Another problem was that an underground palace would take years to create and certain not go unnoticed. You don’t hire loads of craftsmen and laborers without anyone noticing – people talk. Similarly, there were many plot holes that left me shaking my head at the end. It wasn’t just the retro-active science that bothered. It was the question of why someone would build a booby trapped underground lair (to protect against the mob) when the booby traps could only kill 1-2 people at a time. They would have been overrun soon enough by the peasants.
But the real problem for me really came down to the characters – they were lacking nuance and depth. I didn’t believe in any of them or even really like them. Author Bachmann clearly wanted us to like them by the end once they have gone through hardships and divested themselves of their false personas. But whether the characters were in the past or the present, I just didn’t find any reason to want to follow them.
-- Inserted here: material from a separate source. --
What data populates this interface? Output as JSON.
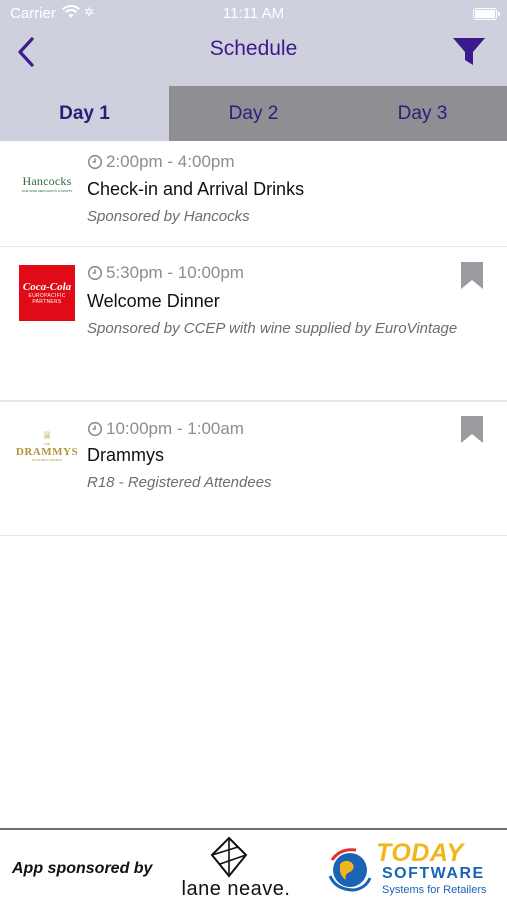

Although the book is nearly 500 pages, they do go fast. Most of the book is spent running around without much planning (a big disappointment to me because I wanted to read a story of teens outwitting the palace, rather than having them stumbling around). There are reveals through to the end and some attempts at plot twists that honestly left me scratching my head. But the big hole is that the palace should have been a character in itself – and it just wasn’t forme. So although not a terrible book by any means, it just fell flat for me. Reviewed from an advance reader copy provided by the publisher.